- Task item
Compute how many lines in the entries below include the string "компьютера". Only the number is wanted.

[Dataset excerpts]
=== Section Start ===
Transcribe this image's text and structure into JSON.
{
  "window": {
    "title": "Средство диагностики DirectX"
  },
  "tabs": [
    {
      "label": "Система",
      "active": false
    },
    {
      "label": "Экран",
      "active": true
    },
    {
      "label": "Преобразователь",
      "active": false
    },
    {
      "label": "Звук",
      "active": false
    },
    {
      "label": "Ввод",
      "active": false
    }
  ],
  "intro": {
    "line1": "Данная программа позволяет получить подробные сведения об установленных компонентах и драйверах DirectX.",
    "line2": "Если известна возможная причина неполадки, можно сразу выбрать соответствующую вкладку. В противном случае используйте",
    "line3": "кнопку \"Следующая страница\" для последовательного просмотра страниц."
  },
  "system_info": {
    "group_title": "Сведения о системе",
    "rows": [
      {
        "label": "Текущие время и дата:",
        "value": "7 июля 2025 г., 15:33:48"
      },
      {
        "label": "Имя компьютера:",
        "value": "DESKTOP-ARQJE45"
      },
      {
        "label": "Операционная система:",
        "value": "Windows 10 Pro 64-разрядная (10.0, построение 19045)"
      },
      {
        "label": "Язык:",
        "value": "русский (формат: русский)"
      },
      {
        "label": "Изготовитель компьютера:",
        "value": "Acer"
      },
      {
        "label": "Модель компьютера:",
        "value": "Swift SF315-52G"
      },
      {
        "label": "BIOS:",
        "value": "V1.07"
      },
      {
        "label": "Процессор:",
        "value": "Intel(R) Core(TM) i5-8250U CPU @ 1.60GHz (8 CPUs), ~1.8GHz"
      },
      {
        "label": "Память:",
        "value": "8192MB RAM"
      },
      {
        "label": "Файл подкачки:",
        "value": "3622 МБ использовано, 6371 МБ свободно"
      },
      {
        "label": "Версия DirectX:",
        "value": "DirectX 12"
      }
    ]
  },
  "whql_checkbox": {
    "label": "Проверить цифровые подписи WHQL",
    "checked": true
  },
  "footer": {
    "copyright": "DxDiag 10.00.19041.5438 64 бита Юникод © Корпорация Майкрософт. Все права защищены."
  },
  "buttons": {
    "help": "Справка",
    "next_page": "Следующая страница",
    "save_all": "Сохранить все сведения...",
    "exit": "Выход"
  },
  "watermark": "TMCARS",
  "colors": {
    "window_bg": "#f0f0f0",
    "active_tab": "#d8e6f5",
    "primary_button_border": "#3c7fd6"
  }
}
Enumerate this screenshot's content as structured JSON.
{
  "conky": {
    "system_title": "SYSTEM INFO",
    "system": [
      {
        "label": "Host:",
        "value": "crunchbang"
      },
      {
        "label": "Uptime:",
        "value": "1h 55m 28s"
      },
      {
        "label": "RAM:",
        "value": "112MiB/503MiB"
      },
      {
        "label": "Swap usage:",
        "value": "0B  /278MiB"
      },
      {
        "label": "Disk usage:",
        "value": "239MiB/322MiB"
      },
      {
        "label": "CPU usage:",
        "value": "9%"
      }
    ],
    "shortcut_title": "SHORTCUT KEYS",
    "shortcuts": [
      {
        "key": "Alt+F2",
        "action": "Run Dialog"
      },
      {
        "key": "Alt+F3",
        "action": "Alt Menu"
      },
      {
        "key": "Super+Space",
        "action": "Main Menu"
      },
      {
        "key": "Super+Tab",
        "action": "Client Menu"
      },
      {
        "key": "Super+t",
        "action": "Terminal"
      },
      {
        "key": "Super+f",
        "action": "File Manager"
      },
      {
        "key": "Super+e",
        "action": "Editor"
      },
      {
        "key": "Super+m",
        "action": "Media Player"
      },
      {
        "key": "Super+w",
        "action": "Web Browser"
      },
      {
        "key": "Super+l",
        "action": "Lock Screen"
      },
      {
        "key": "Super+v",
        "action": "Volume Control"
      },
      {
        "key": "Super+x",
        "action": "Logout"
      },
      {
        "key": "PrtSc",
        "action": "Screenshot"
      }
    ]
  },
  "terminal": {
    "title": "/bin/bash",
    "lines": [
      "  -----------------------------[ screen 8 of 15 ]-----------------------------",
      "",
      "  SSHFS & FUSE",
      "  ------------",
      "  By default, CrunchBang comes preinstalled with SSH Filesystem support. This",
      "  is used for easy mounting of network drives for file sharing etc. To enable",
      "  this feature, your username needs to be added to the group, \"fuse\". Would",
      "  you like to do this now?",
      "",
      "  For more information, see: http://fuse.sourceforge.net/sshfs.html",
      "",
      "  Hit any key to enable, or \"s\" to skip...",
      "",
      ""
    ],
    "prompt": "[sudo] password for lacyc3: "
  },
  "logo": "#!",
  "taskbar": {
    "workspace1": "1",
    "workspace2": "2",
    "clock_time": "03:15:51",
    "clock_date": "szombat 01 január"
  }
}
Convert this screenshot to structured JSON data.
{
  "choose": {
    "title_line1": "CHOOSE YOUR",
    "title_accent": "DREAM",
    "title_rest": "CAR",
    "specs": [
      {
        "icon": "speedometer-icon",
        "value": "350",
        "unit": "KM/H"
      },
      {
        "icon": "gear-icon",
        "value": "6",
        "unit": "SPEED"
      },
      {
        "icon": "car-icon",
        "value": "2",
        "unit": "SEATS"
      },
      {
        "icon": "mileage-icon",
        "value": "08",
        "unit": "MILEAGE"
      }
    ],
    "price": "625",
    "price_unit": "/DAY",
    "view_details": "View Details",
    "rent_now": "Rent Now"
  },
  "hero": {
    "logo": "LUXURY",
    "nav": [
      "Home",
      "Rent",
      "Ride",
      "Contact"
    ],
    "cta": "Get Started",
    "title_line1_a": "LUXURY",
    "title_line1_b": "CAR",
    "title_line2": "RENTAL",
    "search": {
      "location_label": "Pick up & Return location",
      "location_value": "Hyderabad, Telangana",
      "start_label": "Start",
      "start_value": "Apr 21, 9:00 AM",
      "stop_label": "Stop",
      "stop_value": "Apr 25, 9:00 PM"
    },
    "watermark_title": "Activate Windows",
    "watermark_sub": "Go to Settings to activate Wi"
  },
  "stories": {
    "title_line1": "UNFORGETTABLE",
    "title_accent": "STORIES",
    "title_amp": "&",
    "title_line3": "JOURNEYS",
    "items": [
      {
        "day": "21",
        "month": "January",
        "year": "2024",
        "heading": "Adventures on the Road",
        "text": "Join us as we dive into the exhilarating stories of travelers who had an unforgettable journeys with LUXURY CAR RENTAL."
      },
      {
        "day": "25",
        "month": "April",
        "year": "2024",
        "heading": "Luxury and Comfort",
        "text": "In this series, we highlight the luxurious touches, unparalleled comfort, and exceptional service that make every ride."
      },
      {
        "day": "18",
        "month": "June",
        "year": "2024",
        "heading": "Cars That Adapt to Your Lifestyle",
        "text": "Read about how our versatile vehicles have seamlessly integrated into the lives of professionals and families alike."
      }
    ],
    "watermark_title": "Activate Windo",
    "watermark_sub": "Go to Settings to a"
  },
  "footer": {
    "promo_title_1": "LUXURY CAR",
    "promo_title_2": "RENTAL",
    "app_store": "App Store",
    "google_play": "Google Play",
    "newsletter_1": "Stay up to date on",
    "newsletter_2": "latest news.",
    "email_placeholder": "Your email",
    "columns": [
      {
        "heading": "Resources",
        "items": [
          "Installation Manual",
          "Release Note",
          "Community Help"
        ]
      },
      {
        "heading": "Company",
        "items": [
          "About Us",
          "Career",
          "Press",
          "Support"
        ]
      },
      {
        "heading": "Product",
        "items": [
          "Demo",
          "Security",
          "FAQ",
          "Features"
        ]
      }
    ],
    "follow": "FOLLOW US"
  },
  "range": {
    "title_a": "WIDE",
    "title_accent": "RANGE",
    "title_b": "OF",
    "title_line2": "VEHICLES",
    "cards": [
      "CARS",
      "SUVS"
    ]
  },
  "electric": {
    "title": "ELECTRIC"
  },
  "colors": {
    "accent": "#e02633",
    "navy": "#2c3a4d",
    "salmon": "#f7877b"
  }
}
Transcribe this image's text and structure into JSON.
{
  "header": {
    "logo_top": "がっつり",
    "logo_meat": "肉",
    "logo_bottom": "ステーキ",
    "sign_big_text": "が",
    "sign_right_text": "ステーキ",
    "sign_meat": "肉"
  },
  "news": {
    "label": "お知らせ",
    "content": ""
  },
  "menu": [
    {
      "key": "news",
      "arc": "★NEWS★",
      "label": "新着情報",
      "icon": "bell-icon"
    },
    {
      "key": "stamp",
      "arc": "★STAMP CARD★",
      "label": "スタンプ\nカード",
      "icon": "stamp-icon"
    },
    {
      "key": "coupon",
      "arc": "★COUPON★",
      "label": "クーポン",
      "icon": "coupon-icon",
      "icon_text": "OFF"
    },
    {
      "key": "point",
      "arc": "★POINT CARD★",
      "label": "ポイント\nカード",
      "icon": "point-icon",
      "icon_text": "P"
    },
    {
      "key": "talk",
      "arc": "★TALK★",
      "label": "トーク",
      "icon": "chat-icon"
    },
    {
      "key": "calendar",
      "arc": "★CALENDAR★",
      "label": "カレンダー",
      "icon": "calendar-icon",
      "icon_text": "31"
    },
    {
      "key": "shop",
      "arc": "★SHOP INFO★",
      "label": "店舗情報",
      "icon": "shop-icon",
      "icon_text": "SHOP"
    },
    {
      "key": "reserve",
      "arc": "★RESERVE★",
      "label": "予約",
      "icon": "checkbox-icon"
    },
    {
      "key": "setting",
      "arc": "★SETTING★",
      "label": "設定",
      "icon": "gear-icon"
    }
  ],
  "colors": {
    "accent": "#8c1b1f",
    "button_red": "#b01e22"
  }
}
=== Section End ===
- Task response
3